*** Opening SOURCE MATERIAL ***
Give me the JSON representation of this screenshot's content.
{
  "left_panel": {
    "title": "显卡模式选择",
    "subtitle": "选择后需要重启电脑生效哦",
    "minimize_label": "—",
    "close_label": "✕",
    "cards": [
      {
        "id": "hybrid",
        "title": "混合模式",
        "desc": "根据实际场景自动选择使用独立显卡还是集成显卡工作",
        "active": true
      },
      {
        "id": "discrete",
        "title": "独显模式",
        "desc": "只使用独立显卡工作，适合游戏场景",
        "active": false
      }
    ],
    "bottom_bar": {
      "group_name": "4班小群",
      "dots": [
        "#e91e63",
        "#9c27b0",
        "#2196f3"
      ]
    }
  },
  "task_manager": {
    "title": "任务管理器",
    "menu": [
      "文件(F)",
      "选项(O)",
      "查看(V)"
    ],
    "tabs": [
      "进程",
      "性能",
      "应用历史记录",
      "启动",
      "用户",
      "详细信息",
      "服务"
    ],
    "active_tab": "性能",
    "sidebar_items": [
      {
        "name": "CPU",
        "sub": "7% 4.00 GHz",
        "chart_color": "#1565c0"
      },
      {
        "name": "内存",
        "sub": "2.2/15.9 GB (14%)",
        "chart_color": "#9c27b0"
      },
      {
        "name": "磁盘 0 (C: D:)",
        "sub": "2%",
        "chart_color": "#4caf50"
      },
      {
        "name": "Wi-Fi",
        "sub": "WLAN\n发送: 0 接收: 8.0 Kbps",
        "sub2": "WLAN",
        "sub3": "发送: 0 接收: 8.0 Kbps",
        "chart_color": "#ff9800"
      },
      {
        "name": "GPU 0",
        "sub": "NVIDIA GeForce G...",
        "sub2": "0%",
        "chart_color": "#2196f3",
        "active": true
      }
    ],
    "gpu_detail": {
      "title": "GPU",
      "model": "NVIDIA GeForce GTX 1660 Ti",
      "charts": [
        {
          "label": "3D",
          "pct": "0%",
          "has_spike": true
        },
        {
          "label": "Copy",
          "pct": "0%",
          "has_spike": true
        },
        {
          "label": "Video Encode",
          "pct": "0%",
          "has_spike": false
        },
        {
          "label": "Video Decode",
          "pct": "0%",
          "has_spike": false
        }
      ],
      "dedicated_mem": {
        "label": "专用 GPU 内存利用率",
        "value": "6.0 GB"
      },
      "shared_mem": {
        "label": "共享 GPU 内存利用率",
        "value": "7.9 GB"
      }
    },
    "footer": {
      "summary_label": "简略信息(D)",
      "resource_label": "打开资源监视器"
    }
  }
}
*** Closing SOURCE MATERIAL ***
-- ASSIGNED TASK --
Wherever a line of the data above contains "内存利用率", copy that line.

-- ANSWER FOR THE TASK --
        "label": "专用 GPU 内存利用率",
        "label": "共享 GPU 内存利用率",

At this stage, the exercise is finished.